Task »
Looking at the entries, say how many lines contain the string "JSON". Offer nothing besides the number.

Data to process »
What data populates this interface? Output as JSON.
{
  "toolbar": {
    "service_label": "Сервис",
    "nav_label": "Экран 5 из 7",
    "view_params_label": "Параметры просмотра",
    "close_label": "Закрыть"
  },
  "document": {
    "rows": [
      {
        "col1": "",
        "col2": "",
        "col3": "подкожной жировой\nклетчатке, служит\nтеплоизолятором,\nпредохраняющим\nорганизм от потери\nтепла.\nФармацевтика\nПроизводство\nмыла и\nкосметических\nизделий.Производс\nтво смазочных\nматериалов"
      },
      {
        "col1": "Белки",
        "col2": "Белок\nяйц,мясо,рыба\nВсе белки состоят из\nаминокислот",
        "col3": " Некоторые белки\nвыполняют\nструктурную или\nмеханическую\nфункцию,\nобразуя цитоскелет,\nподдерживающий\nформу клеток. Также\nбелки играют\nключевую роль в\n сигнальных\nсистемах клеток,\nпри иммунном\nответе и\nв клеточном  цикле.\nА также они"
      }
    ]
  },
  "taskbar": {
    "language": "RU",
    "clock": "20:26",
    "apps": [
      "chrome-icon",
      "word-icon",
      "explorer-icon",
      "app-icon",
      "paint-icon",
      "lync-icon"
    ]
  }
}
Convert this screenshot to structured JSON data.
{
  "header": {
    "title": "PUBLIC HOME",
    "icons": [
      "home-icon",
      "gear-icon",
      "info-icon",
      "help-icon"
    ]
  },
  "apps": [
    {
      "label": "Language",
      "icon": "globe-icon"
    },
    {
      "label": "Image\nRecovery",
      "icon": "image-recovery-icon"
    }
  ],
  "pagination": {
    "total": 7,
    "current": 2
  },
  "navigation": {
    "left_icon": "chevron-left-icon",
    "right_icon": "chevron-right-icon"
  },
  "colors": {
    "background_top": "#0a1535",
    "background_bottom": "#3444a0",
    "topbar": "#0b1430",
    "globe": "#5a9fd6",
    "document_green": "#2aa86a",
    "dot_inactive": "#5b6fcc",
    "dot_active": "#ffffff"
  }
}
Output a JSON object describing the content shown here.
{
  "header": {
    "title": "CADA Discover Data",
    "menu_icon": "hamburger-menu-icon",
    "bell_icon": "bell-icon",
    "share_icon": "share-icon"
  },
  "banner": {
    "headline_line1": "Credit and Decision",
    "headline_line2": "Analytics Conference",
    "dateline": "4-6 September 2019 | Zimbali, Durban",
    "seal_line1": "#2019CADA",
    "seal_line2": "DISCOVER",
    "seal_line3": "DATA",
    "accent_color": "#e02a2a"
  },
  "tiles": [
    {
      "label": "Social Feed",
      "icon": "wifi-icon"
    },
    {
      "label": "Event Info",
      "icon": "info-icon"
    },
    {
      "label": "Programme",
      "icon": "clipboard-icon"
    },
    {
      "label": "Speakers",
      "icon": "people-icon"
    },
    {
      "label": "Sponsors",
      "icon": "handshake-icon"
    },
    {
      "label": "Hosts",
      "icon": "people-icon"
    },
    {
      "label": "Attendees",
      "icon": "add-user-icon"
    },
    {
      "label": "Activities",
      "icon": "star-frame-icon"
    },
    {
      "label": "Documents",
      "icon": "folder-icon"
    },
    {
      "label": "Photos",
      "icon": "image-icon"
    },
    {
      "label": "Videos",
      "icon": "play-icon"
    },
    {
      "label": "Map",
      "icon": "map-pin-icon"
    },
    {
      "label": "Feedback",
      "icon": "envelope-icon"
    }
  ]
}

Completed exercise »
3